* Element data from apps and pages

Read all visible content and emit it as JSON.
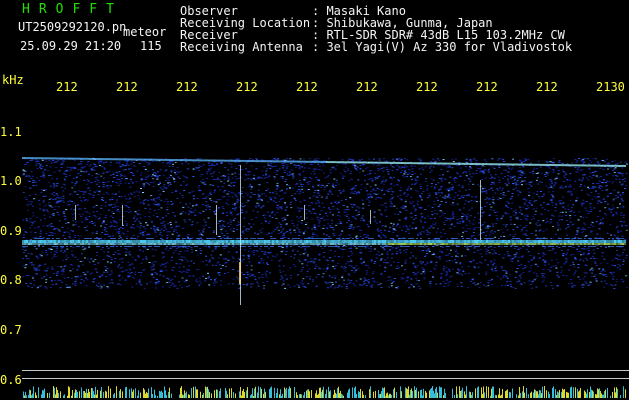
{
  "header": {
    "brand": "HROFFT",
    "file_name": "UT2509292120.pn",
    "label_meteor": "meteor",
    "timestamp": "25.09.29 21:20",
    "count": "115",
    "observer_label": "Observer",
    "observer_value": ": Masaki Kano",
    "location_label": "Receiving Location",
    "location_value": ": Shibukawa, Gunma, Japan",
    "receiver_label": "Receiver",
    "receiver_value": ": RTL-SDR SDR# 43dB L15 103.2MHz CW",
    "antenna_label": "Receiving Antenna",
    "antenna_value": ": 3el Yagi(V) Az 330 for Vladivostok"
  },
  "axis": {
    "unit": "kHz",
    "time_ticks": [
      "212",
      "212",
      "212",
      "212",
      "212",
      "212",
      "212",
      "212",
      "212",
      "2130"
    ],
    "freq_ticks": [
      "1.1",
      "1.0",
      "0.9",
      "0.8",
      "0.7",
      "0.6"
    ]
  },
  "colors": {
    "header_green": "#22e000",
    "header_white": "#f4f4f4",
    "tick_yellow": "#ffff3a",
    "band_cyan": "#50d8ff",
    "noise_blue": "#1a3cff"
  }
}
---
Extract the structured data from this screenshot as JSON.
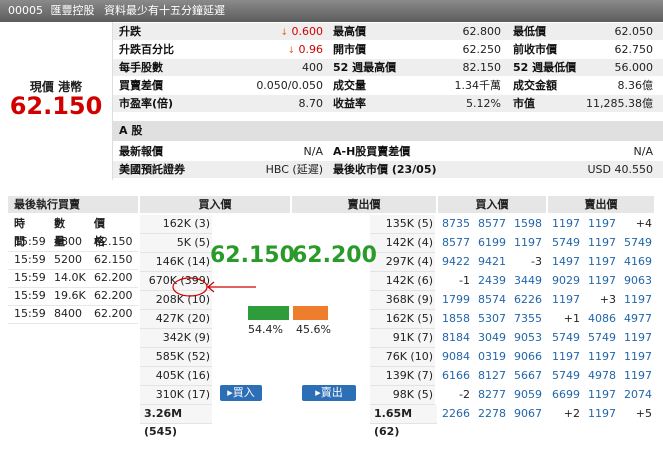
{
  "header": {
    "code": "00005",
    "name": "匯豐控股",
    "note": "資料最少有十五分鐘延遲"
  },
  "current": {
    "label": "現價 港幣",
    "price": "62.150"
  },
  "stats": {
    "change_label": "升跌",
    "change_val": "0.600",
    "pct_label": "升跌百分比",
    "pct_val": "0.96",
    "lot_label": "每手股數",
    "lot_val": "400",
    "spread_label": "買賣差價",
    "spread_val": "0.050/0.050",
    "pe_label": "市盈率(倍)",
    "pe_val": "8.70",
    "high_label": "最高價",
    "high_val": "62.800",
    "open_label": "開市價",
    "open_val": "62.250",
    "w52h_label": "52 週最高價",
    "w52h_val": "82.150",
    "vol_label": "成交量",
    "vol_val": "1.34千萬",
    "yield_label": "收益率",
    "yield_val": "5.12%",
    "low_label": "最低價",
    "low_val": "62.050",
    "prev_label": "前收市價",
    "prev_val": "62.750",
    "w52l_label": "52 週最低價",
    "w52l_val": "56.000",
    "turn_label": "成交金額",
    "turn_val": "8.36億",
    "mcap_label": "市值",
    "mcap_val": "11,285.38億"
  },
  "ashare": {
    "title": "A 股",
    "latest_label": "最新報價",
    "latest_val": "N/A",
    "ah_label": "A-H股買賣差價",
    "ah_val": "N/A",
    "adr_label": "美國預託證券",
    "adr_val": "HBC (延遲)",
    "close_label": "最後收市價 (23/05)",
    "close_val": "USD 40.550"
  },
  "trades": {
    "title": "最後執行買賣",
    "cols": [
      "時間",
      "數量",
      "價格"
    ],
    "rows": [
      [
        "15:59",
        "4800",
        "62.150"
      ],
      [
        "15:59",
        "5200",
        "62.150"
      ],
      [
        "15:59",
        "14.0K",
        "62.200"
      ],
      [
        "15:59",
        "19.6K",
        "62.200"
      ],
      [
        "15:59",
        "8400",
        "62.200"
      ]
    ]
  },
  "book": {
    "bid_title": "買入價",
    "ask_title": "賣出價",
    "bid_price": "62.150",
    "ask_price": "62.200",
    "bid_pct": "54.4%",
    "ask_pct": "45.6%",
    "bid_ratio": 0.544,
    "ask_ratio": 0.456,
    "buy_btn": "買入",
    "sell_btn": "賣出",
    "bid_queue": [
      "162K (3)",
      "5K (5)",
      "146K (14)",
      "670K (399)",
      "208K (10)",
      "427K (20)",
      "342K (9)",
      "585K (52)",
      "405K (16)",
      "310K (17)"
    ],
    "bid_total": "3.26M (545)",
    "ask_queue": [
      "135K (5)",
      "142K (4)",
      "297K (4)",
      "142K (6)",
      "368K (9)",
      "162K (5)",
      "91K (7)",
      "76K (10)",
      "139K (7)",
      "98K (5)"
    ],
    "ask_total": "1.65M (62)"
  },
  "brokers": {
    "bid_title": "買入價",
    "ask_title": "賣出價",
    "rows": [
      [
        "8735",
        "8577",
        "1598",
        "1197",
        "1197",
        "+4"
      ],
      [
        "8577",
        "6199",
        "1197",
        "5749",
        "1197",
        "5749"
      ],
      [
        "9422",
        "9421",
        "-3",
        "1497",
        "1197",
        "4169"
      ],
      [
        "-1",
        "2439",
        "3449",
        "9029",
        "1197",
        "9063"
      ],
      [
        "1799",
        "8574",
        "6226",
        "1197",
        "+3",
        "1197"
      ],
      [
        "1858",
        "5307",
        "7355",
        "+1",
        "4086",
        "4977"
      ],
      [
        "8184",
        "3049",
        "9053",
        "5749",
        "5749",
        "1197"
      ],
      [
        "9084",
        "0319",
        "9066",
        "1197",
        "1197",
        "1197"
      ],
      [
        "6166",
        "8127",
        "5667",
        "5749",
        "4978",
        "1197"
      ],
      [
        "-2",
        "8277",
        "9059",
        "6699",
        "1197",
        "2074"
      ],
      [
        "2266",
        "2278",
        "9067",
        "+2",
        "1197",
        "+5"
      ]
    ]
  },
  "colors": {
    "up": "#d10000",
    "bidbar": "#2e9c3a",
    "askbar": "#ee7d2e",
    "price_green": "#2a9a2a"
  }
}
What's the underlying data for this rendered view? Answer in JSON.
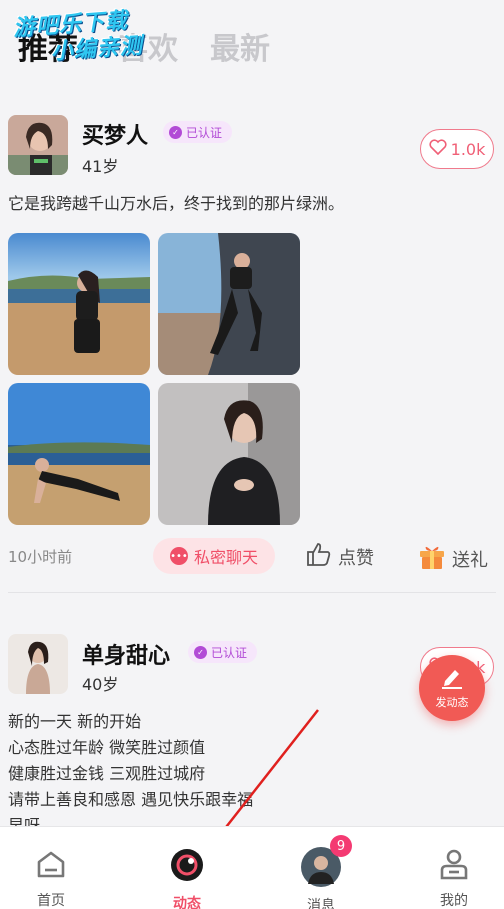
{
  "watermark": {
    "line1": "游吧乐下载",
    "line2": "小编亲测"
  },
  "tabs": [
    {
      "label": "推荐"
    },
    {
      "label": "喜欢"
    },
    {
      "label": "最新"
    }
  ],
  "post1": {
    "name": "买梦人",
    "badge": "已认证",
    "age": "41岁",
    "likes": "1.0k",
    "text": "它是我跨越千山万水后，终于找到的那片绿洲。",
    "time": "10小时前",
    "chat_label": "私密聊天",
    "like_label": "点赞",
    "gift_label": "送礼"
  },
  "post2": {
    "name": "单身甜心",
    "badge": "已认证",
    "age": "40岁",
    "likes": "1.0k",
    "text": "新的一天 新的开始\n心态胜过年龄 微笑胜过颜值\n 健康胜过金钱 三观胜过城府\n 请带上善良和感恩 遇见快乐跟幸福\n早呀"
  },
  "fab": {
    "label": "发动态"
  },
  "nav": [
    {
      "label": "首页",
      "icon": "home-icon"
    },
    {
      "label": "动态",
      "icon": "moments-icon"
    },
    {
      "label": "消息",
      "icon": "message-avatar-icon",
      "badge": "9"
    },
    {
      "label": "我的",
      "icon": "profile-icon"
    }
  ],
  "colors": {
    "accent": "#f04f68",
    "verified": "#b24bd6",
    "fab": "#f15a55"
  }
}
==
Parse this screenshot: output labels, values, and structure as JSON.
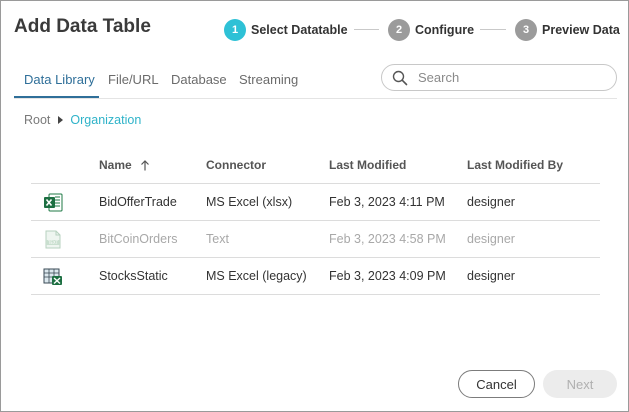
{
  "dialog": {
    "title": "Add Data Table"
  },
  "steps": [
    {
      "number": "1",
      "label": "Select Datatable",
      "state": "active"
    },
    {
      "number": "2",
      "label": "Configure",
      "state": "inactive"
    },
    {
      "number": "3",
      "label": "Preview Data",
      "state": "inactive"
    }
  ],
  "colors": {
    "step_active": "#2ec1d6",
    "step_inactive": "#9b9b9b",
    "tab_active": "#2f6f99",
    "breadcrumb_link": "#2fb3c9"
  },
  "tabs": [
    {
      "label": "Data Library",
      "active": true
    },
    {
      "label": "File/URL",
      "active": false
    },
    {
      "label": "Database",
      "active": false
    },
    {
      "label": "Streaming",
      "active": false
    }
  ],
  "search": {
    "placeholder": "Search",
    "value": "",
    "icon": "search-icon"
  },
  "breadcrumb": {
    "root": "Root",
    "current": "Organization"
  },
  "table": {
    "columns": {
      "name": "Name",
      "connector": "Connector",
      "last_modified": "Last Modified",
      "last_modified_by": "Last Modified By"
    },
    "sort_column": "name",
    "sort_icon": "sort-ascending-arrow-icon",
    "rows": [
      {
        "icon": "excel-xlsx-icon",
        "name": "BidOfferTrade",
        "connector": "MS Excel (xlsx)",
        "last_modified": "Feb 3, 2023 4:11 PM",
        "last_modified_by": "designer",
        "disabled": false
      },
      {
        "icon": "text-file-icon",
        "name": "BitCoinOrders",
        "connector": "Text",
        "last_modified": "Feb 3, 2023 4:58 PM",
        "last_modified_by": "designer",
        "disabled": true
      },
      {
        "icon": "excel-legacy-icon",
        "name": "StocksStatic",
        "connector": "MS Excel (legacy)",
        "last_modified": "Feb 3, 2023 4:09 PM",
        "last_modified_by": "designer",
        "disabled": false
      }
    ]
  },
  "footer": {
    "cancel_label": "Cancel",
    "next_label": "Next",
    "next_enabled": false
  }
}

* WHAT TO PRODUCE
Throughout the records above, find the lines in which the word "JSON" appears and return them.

* RESPONSE
Read all visible content and emit it as JSON.
Extract the structured data from this screenshot as JSON.
What's the underlying data for this rendered view? Answer in JSON.
Parse this screenshot: output labels, values, and structure as JSON.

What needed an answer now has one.